Joe Maddon: 5 Things You May Not Know About Tampa Bay Rays Manager
Ever since the Rays' magical season back in 2008, it became clear that skipper Joe Maddon was someone special. Since taking over the Rays' head coaching spot in 2006, Maddon has emerged as one of baseball's best managers.
He helped turn a franchise around, transforming the Tampa Bay Rays from the league's laughingstock into one of the most respected teams in baseball.
His unconventional style of coaching baseball and his unique paths to success make Maddon one of Major League Baseball's most interesting and colorful personalities.
The guy is simply not your average Joe.
Although baseball fans are pretty familiar with a lot of Maddon's achievements throughout his career, there are some facts that are not well known about Joe.
Let's take a look at five things you may not have known about Maddon.
Passion for Cycling
Throughout his whole big league coaching career, cycling has been one of Maddon's passions away from the game.
Biking along the bay near his Tampa Bay home has been part of Maddon's weekly routine, as well is his main source of exercise.
Two years ago, Maddon said he rode his bike anywhere from 60-100 miles per week. At 58 years old, Maddon is committed to taking care of his body and staying in shape.

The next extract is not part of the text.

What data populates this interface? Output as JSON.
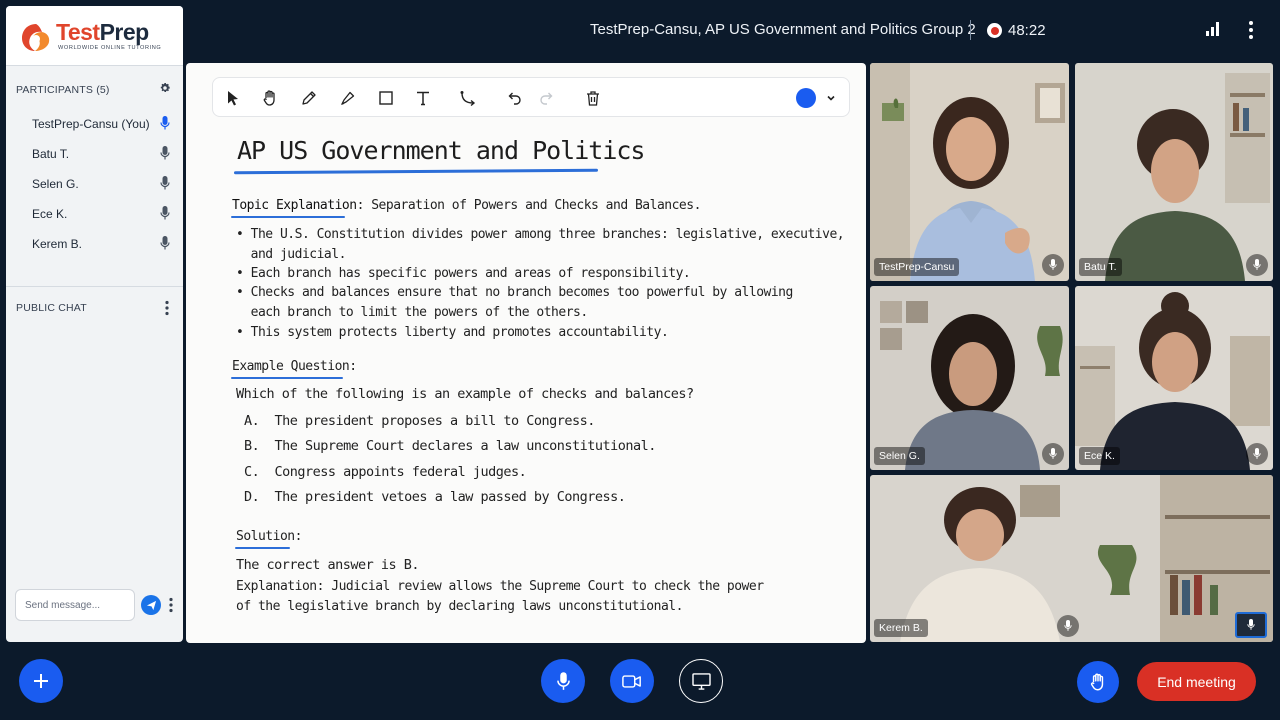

Besides getting his needed exercise from his bike rides, Maddon also benefits mentally from cycling.
He says it helps manage the stress of being a big league manager, and even helps him think of creative ideas. The "9=8" slogan, which Maddon made famous after clinching the playoffs for the first time in franchise history, was actually thought of during one of his bike rides.
Previous Coaching and World Series Ring
Before joining the Rays as manager in 2005, Maddon did have some MLB coaching experience.
In his final of 31 years serving the Angels' organization, Maddon won a World Series Championship as the bench coach of the 2002 Anaheim Angels.
Maddon learned a lot under current Angels' manager Mike Scioscia during his years as a coach in Anaheim.
Being one of baseball's elite managers, Scioscia's teachings have definitely been influential in Maddon's success with the Rays.
Besides Maddon's 21st-century experiences in Anaheim, Maddon had many years of coaching pro baseball before that. He managed Angels minor league clubs for six seasons, from 1981-1986. He also managed 51 games for the Angels at the Major League level during the 90s, all as an interim.
After leaving the Angels following the 2002 season, Maddon became a manager possibility for teams seeking a skipper.
Before the 2004 season, Maddon was considered one of the leading candidates to get the managing job for the Boston Red Sox. The job went to Terry Francona instead, and Maddon signed with the Rays a year later.
Professional Playing Career
Obviously, Joe Maddon will never be remembered for his brief career as a baseball player.
His professional playing career was not much of a success story, which is why most people are not familiar with it at all.
Maddon was signed by the California Angels as a free agent in 1975, after graduating from Lafayette College.
He spent four seasons in the Angels' minor league system as a catcher from 1976-1979 before becoming a scout and manager for the organization. He played for the Quad Cities Angels, the Salinas Angels and the Santa Clara Padres. All three teams are Class-A clubs.
Maddon's career statistics include a career .267 batting average and no more than five home runs through 514 total at-bats.
Maddon is one of only a few active Major League managers who have never played a game in the big leagues.
Not a lot happened for the Rays during the summer of 2007, but Maddon will always remember it for a different reason.
When the Rays were on a road trip to Colorado four years ago, Joe Maddon became engaged.
He proposed to his girlfriend Jaye Sousoures that June, and they would marry a year later.
Maddon had his wedding in November of 2008, just a couple weeks after the conclusion of the Rays' memorable pennant-winning season.
Besides putting his hard work into his baseball club, Maddon also does a lot for the community.
Back in 2006, Maddon started an annual event called Thanksmas in order to help the Tampa Bay area's needy during the holiday season.
Every year between Thanksgiving and Christmas, Joe Maddon and a group of Rays employees prepare traditional meals for the homeless citizens of the Bay area.
The main point of Thanksmas is to raise awareness for the growing homelessness issue in Tampa Bay, as well as raising money for the Salvation Army charities.
After six years of community service, Maddon has created one of the most effective charitable programs in the Tampa Bay area.
This last Thanksmas was probably the most successful ever, as $4,000 in donations was given to each of the three Salvation Army centers near Tampa Bay.